Student loan debt continues to be a problem plaguing families across the nation. Education is not getting any cheaper, but several individuals need it for their desired jobs. Atlanta is no stranger to this issue. Recent studies show that it has the second highest amount of debt in the nation, behind only Washington, D.C.

Student loan debt also presents an issue to upcoming divorcees. Many separating couples are unsure of how to divide the debt amongst them. As Georgia is an equitable distribution state, marital property division aims for fairness for both parties rather than complete equality. Here are some factors to take into consideration to help you determine if you still have to pay for your ex’s student debt:

The timing

If your ex obtained their degree before marriage, then the court could consider it to be separate property and give the debt to your ex. If your ex went to college during your marriage, then you might be eligible to receive some of the debt depending on the other factors. If you married in the middle of your ex’s college education, only debt made after the marriage would apply to you.

The usage

While student loans their own category of debt, the details can vary. Students might need it to cover their living conditions or purchase books and special equipment. If the loans were directed more towards your ex’s school-related fees or materials, then the court will likely charge the debt to your ex. However, if it was used for purposes that involve you such as rent or food, it can count as marital debt.

The financial status

As with most property division cases, most of this hinges on the financial situations of both parties. The court will examine how large the student loan debt is and how it affects each spouse. If the degree obtained resulted in a well-paying job for your ex that benefited your entire family, then the court will likely divide the debt between the two of you. However, if the loan debt proves highly detrimental to the family or you do not have a good paying job to combat your ex’s debts, then they could assign more of the debt to your ex.

What can you do?

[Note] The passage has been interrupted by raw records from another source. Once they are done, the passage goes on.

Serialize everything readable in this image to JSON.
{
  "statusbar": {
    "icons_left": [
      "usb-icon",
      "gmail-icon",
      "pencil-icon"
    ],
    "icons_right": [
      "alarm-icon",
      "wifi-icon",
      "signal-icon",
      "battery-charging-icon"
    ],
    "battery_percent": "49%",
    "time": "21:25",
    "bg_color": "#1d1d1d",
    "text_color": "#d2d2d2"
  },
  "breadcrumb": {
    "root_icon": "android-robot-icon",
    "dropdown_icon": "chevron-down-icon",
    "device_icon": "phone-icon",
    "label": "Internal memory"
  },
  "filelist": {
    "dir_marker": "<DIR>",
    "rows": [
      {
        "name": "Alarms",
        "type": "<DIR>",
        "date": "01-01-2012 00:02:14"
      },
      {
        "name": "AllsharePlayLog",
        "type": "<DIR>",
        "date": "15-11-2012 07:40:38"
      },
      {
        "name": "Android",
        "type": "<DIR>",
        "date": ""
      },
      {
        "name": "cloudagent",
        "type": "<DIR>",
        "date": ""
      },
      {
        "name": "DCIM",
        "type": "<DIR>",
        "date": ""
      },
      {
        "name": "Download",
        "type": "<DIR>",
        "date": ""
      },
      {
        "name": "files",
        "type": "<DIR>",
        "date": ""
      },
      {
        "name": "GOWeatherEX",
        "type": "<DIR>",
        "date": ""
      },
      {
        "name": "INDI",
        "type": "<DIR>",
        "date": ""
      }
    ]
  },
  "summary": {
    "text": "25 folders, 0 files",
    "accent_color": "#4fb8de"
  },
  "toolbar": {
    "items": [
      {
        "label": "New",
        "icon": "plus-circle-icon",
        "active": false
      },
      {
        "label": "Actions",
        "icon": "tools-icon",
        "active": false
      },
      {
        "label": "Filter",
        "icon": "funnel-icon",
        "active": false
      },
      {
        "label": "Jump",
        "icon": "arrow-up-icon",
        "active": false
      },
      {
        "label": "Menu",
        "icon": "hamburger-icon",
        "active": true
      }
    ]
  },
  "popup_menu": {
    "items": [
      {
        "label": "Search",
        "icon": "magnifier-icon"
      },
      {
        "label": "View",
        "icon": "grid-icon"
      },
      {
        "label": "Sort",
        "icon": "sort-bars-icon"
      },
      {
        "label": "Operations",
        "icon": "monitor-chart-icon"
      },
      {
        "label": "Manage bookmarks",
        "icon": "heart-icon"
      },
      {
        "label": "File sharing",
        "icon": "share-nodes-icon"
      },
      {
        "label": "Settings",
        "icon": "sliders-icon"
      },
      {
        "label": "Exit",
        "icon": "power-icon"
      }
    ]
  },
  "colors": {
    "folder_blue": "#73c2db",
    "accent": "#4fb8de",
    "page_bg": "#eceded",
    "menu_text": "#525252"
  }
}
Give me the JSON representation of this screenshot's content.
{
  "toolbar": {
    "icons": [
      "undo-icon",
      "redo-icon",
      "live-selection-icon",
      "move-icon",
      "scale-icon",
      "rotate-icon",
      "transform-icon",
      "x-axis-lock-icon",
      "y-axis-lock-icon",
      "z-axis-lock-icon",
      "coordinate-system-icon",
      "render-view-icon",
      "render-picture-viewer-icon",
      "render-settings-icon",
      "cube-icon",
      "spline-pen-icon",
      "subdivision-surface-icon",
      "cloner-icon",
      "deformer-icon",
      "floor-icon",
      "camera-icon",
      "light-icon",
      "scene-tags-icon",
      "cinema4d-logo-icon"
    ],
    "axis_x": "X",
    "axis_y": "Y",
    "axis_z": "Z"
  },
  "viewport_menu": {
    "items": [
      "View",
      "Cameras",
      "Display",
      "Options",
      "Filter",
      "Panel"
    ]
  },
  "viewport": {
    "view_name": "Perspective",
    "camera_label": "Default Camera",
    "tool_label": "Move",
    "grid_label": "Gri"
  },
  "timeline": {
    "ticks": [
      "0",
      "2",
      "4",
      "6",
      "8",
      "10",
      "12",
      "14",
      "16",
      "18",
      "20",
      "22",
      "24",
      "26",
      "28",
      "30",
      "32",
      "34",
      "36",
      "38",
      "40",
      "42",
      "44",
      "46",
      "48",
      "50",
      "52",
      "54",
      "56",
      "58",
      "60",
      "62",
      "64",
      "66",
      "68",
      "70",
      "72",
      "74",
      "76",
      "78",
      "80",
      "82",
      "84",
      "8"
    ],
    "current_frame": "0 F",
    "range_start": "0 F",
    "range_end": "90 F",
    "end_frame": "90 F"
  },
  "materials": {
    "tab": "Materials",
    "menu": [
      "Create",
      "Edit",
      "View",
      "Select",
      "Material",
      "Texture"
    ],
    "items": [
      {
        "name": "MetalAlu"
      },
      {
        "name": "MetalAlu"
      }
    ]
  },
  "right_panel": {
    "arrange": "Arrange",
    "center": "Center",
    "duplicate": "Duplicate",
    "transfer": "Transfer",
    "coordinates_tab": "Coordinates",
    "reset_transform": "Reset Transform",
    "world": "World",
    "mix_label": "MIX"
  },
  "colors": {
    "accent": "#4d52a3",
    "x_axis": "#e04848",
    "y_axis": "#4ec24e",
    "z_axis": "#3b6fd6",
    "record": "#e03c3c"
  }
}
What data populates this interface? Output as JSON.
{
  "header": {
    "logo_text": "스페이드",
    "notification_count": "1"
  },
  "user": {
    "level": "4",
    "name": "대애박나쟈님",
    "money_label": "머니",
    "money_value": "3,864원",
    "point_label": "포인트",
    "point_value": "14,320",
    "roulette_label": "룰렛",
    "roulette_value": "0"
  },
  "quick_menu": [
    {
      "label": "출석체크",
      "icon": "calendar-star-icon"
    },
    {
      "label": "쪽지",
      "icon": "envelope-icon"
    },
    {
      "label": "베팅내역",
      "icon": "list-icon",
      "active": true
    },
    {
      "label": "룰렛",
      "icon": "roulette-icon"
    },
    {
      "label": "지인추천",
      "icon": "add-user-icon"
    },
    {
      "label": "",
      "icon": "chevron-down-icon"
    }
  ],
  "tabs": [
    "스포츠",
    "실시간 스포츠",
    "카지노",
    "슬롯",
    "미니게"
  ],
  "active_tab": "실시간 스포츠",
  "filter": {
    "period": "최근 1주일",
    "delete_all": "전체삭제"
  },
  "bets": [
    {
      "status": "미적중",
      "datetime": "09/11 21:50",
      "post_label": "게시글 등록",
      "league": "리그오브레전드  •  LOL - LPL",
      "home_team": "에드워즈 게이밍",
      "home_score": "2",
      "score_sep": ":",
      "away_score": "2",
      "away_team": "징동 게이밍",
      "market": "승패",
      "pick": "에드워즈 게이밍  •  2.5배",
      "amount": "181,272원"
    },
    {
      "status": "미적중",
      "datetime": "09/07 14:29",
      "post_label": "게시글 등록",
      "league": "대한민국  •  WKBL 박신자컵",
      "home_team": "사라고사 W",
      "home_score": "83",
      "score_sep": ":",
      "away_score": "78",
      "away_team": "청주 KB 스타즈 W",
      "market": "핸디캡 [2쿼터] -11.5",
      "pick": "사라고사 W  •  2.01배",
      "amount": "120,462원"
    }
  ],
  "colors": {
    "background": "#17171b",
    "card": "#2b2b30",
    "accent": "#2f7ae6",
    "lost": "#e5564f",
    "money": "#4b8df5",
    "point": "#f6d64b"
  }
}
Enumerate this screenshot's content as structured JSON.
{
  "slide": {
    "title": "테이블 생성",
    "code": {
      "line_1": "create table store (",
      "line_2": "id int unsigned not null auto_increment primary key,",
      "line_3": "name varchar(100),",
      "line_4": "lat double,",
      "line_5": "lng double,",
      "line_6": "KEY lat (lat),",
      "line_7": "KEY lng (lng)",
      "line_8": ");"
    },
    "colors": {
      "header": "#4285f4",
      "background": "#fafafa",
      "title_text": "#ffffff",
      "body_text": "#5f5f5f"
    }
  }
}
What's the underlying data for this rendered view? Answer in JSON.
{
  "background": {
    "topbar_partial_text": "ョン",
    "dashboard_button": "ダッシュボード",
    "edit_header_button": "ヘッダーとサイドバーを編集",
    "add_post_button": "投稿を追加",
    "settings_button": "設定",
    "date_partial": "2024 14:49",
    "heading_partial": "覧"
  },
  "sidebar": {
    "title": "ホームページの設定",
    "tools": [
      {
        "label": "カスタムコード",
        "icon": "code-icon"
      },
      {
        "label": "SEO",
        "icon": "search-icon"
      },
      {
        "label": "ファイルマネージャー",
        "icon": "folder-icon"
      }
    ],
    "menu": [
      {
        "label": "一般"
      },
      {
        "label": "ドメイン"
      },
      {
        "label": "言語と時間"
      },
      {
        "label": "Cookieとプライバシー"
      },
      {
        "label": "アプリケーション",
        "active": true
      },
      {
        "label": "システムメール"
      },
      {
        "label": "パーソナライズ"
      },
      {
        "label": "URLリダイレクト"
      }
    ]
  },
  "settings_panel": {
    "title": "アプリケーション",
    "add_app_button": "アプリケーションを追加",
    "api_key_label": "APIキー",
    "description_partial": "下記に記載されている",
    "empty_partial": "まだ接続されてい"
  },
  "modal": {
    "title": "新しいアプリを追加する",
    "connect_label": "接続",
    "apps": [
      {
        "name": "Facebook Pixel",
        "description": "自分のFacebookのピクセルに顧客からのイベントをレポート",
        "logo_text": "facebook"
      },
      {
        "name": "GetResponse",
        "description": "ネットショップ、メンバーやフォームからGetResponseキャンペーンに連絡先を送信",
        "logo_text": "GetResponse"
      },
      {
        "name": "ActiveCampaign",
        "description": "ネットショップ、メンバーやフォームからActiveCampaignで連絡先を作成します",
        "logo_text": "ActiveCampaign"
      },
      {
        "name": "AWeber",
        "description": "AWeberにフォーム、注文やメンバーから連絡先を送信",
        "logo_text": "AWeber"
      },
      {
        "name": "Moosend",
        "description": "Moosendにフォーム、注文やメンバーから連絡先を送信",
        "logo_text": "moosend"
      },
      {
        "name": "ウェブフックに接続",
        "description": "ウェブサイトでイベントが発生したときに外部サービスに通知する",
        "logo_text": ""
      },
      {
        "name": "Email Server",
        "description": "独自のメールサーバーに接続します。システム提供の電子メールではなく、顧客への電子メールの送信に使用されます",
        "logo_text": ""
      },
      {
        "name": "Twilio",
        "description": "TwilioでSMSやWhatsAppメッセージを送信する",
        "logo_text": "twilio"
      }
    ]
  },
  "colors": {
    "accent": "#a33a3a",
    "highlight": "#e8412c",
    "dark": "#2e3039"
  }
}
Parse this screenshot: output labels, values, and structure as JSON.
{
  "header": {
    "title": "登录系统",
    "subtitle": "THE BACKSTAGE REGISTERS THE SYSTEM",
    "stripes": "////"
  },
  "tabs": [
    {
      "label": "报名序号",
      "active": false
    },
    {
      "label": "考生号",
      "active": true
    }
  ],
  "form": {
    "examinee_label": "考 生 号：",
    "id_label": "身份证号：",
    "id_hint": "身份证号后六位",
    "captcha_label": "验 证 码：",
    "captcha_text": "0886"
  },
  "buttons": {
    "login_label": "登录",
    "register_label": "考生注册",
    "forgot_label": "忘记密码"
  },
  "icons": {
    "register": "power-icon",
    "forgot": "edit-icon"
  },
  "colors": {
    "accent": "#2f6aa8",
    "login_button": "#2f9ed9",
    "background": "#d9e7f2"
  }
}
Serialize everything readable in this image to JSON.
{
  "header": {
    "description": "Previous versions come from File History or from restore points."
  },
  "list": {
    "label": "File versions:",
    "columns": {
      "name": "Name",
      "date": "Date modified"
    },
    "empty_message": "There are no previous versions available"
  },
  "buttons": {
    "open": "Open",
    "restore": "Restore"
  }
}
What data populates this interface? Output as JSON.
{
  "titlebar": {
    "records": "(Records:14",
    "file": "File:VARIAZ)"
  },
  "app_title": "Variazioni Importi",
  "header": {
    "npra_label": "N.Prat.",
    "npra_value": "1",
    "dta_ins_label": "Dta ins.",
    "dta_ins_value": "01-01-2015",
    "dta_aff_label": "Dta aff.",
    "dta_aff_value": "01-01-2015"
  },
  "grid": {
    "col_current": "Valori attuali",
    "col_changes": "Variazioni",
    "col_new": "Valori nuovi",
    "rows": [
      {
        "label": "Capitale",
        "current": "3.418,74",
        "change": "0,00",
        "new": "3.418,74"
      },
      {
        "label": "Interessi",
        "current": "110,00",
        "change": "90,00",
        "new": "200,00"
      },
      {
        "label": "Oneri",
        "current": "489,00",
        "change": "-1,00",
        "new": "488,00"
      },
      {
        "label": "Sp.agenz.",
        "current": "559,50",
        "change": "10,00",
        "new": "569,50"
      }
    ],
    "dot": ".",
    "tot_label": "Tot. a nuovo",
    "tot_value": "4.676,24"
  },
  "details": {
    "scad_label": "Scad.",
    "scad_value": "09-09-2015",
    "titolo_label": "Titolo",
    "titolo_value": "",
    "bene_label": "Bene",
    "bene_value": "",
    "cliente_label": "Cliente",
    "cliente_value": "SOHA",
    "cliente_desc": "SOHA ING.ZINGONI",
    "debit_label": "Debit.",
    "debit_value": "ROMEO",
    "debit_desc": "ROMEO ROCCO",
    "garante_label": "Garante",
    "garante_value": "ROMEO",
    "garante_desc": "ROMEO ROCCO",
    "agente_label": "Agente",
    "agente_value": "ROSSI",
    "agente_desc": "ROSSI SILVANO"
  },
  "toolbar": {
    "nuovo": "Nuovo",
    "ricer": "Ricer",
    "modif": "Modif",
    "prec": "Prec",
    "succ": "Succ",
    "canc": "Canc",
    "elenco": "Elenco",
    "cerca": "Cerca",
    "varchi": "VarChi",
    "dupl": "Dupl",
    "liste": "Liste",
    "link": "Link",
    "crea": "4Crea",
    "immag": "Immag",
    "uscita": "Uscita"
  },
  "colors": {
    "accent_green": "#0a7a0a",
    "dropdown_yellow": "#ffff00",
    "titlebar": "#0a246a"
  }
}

Unfortunately, many couples are unaware that student loan debt can be a shared asset and do not create any pre- or postnuptial agreements that could prevent charges to the spouse who did not incur the debts to begin with. If you did not do either of these, it is important to look over these debts and examine how it can impact your marital and separate finances to help you obtain the best workable outcome as you settle into your new post-divorce life.